WHAT THE TASK ASKS »
Each entry is to be printed again word for word.
====== PROVIDED MATERIAL
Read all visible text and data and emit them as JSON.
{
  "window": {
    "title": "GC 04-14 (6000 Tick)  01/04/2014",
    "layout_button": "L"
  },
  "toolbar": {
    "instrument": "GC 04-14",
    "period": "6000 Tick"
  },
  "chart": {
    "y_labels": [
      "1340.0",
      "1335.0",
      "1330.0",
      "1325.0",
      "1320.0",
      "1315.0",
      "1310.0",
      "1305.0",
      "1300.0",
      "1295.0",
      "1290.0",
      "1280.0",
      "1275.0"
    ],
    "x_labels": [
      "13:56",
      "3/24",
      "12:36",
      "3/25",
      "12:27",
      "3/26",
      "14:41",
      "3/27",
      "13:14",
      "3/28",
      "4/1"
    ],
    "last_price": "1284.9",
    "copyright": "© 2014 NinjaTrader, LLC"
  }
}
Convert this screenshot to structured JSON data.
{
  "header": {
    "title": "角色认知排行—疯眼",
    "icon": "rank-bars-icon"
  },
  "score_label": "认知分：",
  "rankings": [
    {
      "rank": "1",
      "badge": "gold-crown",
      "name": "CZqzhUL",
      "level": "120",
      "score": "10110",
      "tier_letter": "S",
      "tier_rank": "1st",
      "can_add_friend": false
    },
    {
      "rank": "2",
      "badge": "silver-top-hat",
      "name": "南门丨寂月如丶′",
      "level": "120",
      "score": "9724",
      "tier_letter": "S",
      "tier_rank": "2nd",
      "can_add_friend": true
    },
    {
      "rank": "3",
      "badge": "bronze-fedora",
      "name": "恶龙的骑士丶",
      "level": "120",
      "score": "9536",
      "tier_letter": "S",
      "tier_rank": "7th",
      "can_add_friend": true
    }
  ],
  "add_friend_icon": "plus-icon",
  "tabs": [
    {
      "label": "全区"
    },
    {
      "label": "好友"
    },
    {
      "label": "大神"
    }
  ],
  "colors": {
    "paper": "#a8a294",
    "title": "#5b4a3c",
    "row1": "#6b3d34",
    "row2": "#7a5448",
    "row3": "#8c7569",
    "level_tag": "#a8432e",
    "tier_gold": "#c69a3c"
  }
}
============
TASK ANSWER »
Read all visible text and data and emit them as JSON.
{
  "window": {
    "title": "GC 04-14 (6000 Tick)  01/04/2014",
    "layout_button": "L"
  },
  "toolbar": {
    "instrument": "GC 04-14",
    "period": "6000 Tick"
  },
  "chart": {
    "y_labels": [
      "1340.0",
      "1335.0",
      "1330.0",
      "1325.0",
      "1320.0",
      "1315.0",
      "1310.0",
      "1305.0",
      "1300.0",
      "1295.0",
      "1290.0",
      "1280.0",
      "1275.0"
    ],
    "x_labels": [
      "13:56",
      "3/24",
      "12:36",
      "3/25",
      "12:27",
      "3/26",
      "14:41",
      "3/27",
      "13:14",
      "3/28",
      "4/1"
    ],
    "last_price": "1284.9",
    "copyright": "© 2014 NinjaTrader, LLC"
  }
}
Convert this screenshot to structured JSON data.
{
  "header": {
    "title": "角色认知排行—疯眼",
    "icon": "rank-bars-icon"
  },
  "score_label": "认知分：",
  "rankings": [
    {
      "rank": "1",
      "badge": "gold-crown",
      "name": "CZqzhUL",
      "level": "120",
      "score": "10110",
      "tier_letter": "S",
      "tier_rank": "1st",
      "can_add_friend": false
    },
    {
      "rank": "2",
      "badge": "silver-top-hat",
      "name": "南门丨寂月如丶′",
      "level": "120",
      "score": "9724",
      "tier_letter": "S",
      "tier_rank": "2nd",
      "can_add_friend": true
    },
    {
      "rank": "3",
      "badge": "bronze-fedora",
      "name": "恶龙的骑士丶",
      "level": "120",
      "score": "9536",
      "tier_letter": "S",
      "tier_rank": "7th",
      "can_add_friend": true
    }
  ],
  "add_friend_icon": "plus-icon",
  "tabs": [
    {
      "label": "全区"
    },
    {
      "label": "好友"
    },
    {
      "label": "大神"
    }
  ],
  "colors": {
    "paper": "#a8a294",
    "title": "#5b4a3c",
    "row1": "#6b3d34",
    "row2": "#7a5448",
    "row3": "#8c7569",
    "level_tag": "#a8432e",
    "tier_gold": "#c69a3c"
  }
}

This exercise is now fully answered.